  • 1880 - Paine: Symphony No. 2 (Spring), at Sanders Theater in Boston, by the Boston Philharmonic, Bernard Listermann conducting; The following day, the orchestra of the Harvard Musical Association performed the same work downtown at Boston's Musical Hall, with Carl Zerrahn conducting;

  • 1888 - Franck: symphonic poem Pysché, in Paris;

  • 1912 - Gliere: Symphony No. 3 (Ilya Murometz) in Moscow (Gregorian date: Mar. 23);

  • 1916 - Granados: Intermezzo & Epilogue, from Goyescas, by the Philadelphia Orchestra, Leopold Stokowski conducting;

  • 1922 - Loeffler: Irish Fantasies (Nos. 2, 3 & 5 only) for voice and orchestra, by the Boston Symphony, with Pierre Monteux conducting and tenor John McCormack the soloist;

  • 1932 - Wallingford Riegger: Dichotomy for orchestra, in Berlin;

  • 1952 - David Diamond: Quintet for clarinet and strings, at Town Hall in New York City, by clarinetist David Oppenheim, Nathan Gordon and Lillian Fuchs (violins), and Aaron Twerdowsky and Bernard Greenhouse (cellos);

  • 1963 - Henze: opera Il re Cervo (The Stag King), in Kassel at the Staatstheater; This is the 2nd version of Henze's opera König Hirsch which was first staged in an abridged version in Berlin on September 24, 1956; The complete original version of the opera was eventually staged in Stuttgart on May 7, 1985;

  • 1964 - John Harbison: Sinfonia, in Cambridge, Mass., with violinist Rose Mary Harbison and the Bach Society Orchestra of Harvard, Gregory Biss conducting;

  • 1977 - John Harbison: Diotima for orchestra, in Boston, with the Boston Symphony, Joseph Silverstein conducting;


  • 1937 - Frank Capra's film The Lost Horizon opens at the Four Stars Theater in Los Angeles, featuring a classic film score composed by Dmitri Tiomkin (and conducted by Max Steiner).

Love the music?

Donate by phone

Show your support by making a gift to YourClassical.

Each day, we’re here for you with thoughtful streams that set the tone for your day – not to mention the stories and programs that inspire you to new discovery and help you explore the music you love.

YourClassical is available for free, because we are listener-supported public media.

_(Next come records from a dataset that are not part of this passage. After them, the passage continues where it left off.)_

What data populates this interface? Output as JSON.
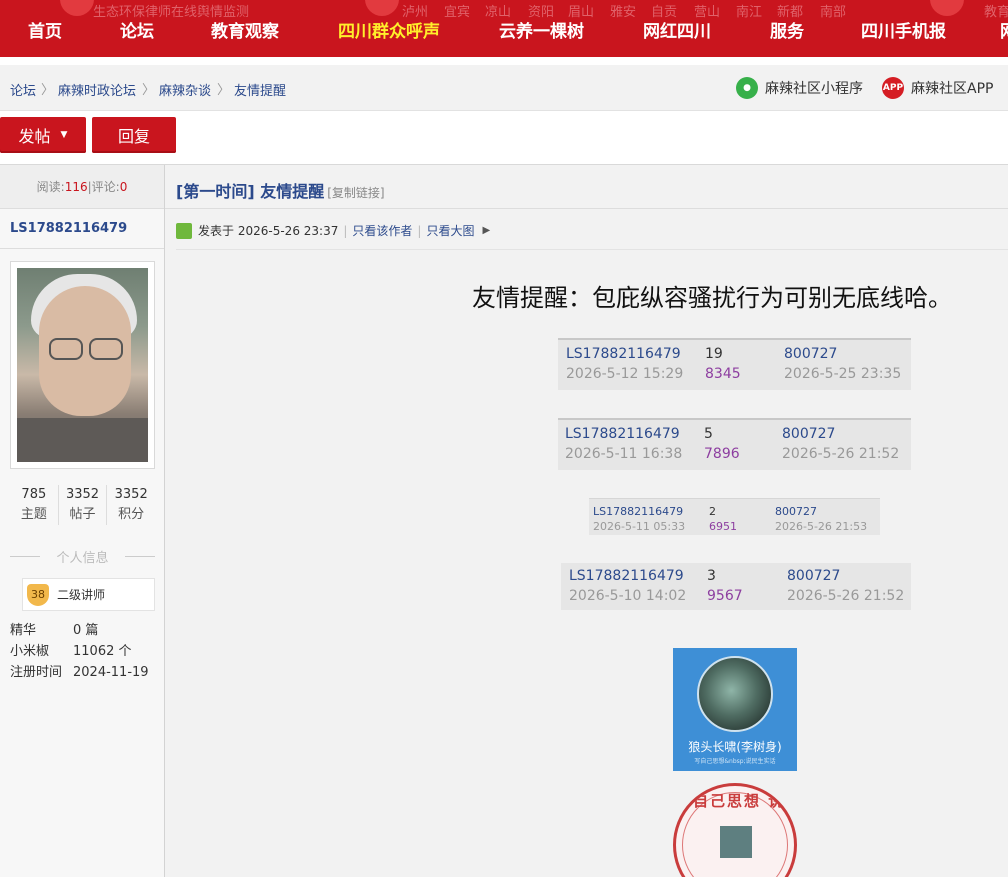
{
  "topnav": {
    "ticker": [
      "生态环保律师在线舆情监测",
      "泸州",
      "宜宾",
      "凉山",
      "资阳",
      "眉山",
      "雅安",
      "自贡",
      "营山",
      "南江",
      "新都",
      "南部",
      "教育"
    ],
    "items": [
      "首页",
      "论坛",
      "教育观察",
      "四川群众呼声",
      "云养一棵树",
      "网红四川",
      "服务",
      "四川手机报",
      "网"
    ]
  },
  "breadcrumb": [
    "论坛",
    "麻辣时政论坛",
    "麻辣杂谈",
    "友情提醒"
  ],
  "breadcrumb_sep": "〉",
  "header_links": {
    "mini_program": "麻辣社区小程序",
    "app": "麻辣社区APP",
    "app_badge": "APP"
  },
  "actions": {
    "post": "发帖",
    "reply": "回复"
  },
  "thread_stats": {
    "views_label": "阅读:",
    "views": "116",
    "sep": "|",
    "comments_label": "评论:",
    "comments": "0"
  },
  "author": {
    "name": "LS17882116479",
    "stats": [
      {
        "value": "785",
        "label": "主题"
      },
      {
        "value": "3352",
        "label": "帖子"
      },
      {
        "value": "3352",
        "label": "积分"
      }
    ],
    "profile_heading": "个人信息",
    "rank_level": "38",
    "rank_title": "二级讲师",
    "fields": [
      {
        "key": "精华",
        "value": "0 篇"
      },
      {
        "key": "小米椒",
        "value": "11062 个"
      },
      {
        "key": "注册时间",
        "value": "2024-11-19"
      }
    ]
  },
  "post": {
    "title": "[第一时间] 友情提醒",
    "copy_link": "[复制链接]",
    "posted_label": "发表于",
    "posted_at": "2026-5-26 23:37",
    "only_author": "只看该作者",
    "only_big_image": "只看大图",
    "sep": "|",
    "message": "友情提醒：包庇纵容骚扰行为可别无底线哈。",
    "cards": [
      {
        "user": "LS17882116479",
        "date": "2026-5-12 15:29",
        "replies": "19",
        "views": "8345",
        "last_user": "800727",
        "last_date": "2026-5-25 23:35"
      },
      {
        "user": "LS17882116479",
        "date": "2026-5-11 16:38",
        "replies": "5",
        "views": "7896",
        "last_user": "800727",
        "last_date": "2026-5-26 21:52"
      },
      {
        "user": "LS17882116479",
        "date": "2026-5-11 05:33",
        "replies": "2",
        "views": "6951",
        "last_user": "800727",
        "last_date": "2026-5-26 21:53"
      },
      {
        "user": "LS17882116479",
        "date": "2026-5-10 14:02",
        "replies": "3",
        "views": "9567",
        "last_user": "800727",
        "last_date": "2026-5-26 21:52"
      }
    ],
    "signature_name": "狼头长啸(李树身)",
    "signature_sub": "写自己思想&nbsp;说民生实话",
    "seal_text": "写自己思想 说民生实话"
  },
  "colors": {
    "brand_red": "#c9151e",
    "link_blue": "#2c4a8c",
    "active_nav": "#ffee2b",
    "views_purple": "#8d3ea0"
  }
}
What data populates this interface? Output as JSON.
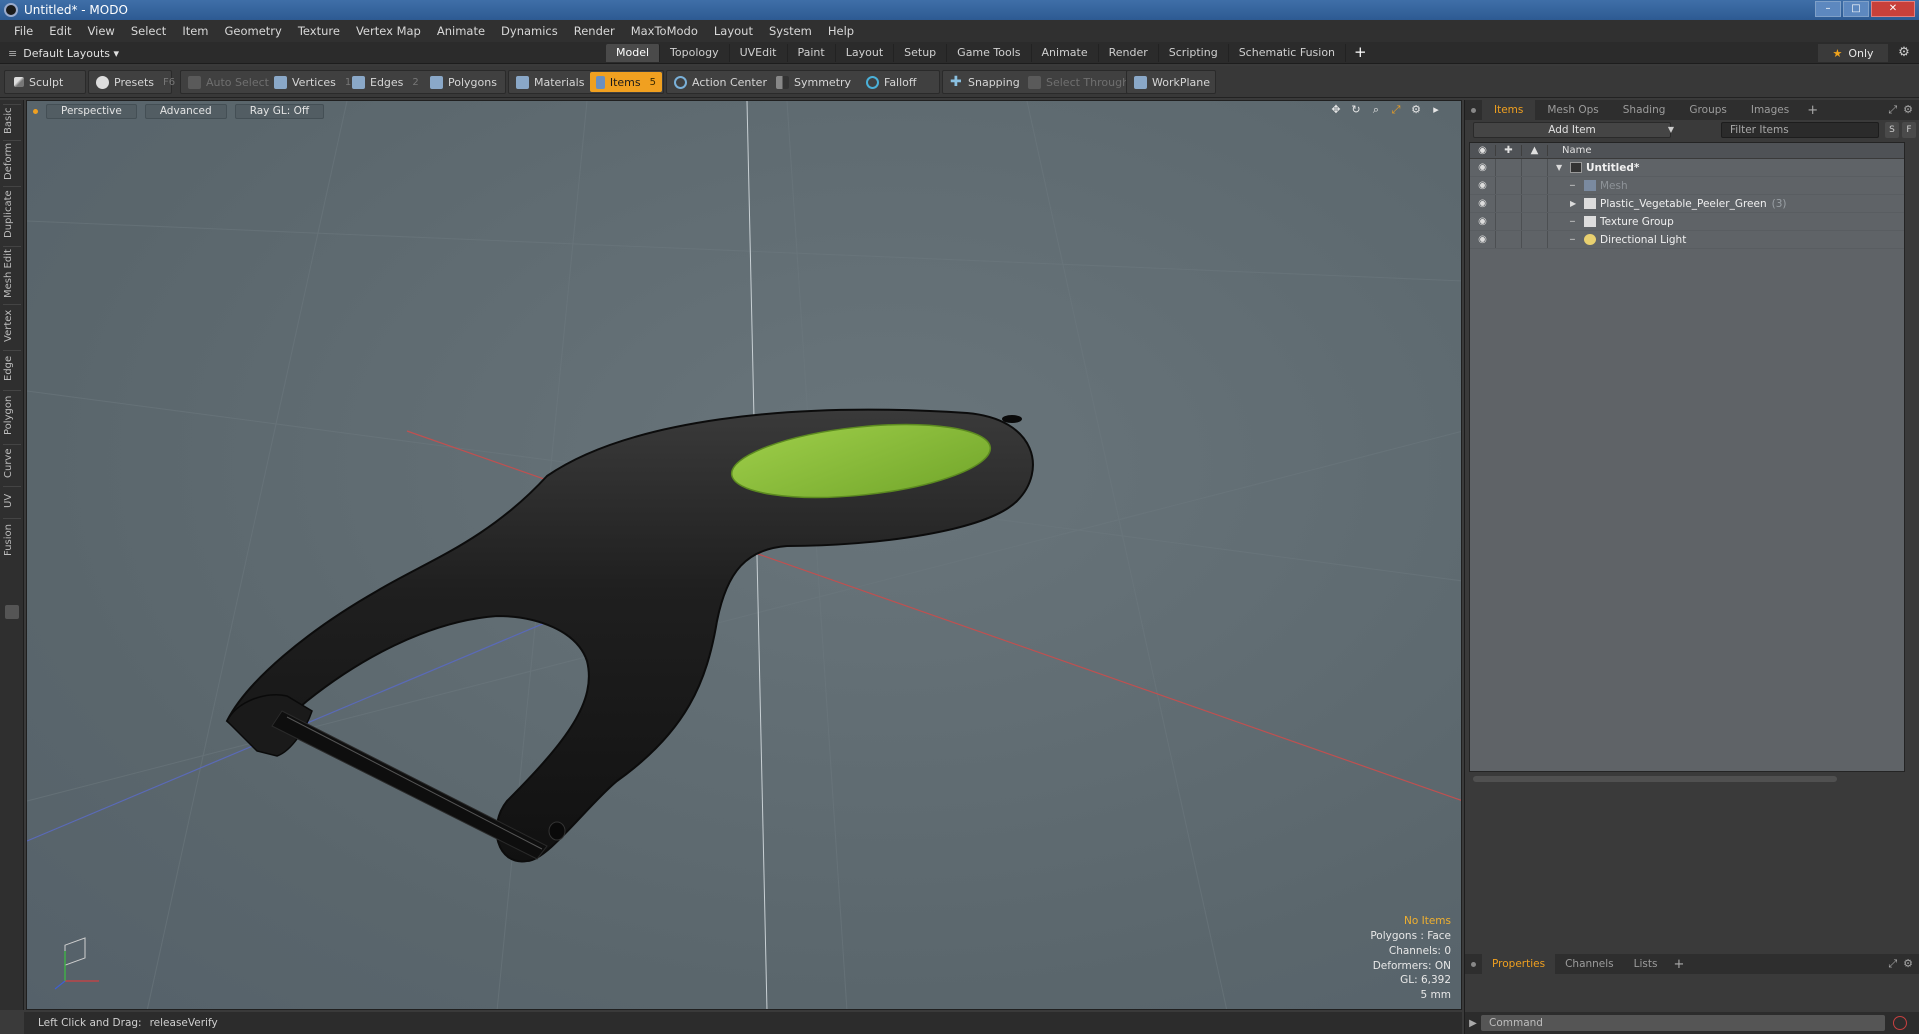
{
  "window": {
    "title": "Untitled* - MODO",
    "buttons": [
      "–",
      "□",
      "✕"
    ]
  },
  "menu": [
    "File",
    "Edit",
    "View",
    "Select",
    "Item",
    "Geometry",
    "Texture",
    "Vertex Map",
    "Animate",
    "Dynamics",
    "Render",
    "MaxToModo",
    "Layout",
    "System",
    "Help"
  ],
  "layout_bar": {
    "layout_name": "Default Layouts ▾",
    "tabs": [
      "Model",
      "Topology",
      "UVEdit",
      "Paint",
      "Layout",
      "Setup",
      "Game Tools",
      "Animate",
      "Render",
      "Scripting",
      "Schematic Fusion"
    ],
    "active_tab": "Model",
    "plus": "+",
    "only_label": "Only"
  },
  "toolbar": {
    "sculpt": "Sculpt",
    "presets": "Presets",
    "presets_key": "F6",
    "auto_select": "Auto Select",
    "vertices": "Vertices",
    "vertices_count": "1",
    "edges": "Edges",
    "edges_count": "2",
    "polygons": "Polygons",
    "materials": "Materials",
    "items": "Items",
    "items_count": "5",
    "action_center": "Action Center",
    "symmetry": "Symmetry",
    "falloff": "Falloff",
    "snapping": "Snapping",
    "select_through": "Select Through",
    "workplane": "WorkPlane"
  },
  "left_tabs": [
    "Basic",
    "Deform",
    "Duplicate",
    "Mesh Edit",
    "Vertex",
    "Edge",
    "Polygon",
    "Curve",
    "UV",
    "Fusion"
  ],
  "viewport": {
    "view_mode": "Perspective",
    "shading": "Advanced",
    "raygl": "Ray GL: Off",
    "stats": {
      "selection": "No Items",
      "polygons": "Polygons : Face",
      "channels": "Channels: 0",
      "deformers": "Deformers: ON",
      "gl": "GL: 6,392",
      "grid": "5 mm"
    }
  },
  "status": {
    "hint": "Left Click and Drag:",
    "action": "releaseVerify"
  },
  "right_panel": {
    "tabs": [
      "Items",
      "Mesh Ops",
      "Shading",
      "Groups",
      "Images"
    ],
    "active_tab": "Items",
    "add_item": "Add Item",
    "filter_placeholder": "Filter Items",
    "s_btn": "S",
    "f_btn": "F",
    "column_name": "Name",
    "tree": [
      {
        "label": "Untitled*",
        "level": 0,
        "expanded": true,
        "bold": true,
        "dim": false,
        "count": ""
      },
      {
        "label": "Mesh",
        "level": 1,
        "expanded": false,
        "bold": false,
        "dim": true,
        "count": ""
      },
      {
        "label": "Plastic_Vegetable_Peeler_Green",
        "level": 1,
        "expanded": false,
        "bold": false,
        "dim": false,
        "count": "(3)"
      },
      {
        "label": "Texture Group",
        "level": 1,
        "expanded": false,
        "bold": false,
        "dim": false,
        "count": ""
      },
      {
        "label": "Directional Light",
        "level": 1,
        "expanded": false,
        "bold": false,
        "dim": false,
        "count": ""
      }
    ],
    "bottom_tabs": [
      "Properties",
      "Channels",
      "Lists"
    ],
    "bottom_active": "Properties",
    "command_placeholder": "Command"
  },
  "colors": {
    "accent": "#f0a020",
    "handle": "#1c1c1c",
    "grip": "#8fc23a",
    "viewport_bg": "#5e6a70"
  }
}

Take a moment to make your gift today.

More Ways to Give

Your Donation


Latest Composers Datebook® Episodes


Latest Composers Datebook® Episodes


About Composers Datebook®

Host John Birge presents a daily snapshot of composers past and present, with timely information, intriguing musical events and appropriate, accessible music related to each.

He has been hosting, producing and performing classical music for more than 25 years. Since 1997, he has been hosting on Minnesota Public Radio's Classical Music Service. He played French horn for the Cincinnati Symphony and Pops Orchestra and performed with them on their centennial tour of Europe in 1995. He was trained at the Cincinnati College-Conservatory of Music, Eastman School of Music and Interlochen Arts Academy.

About Composers Datebook®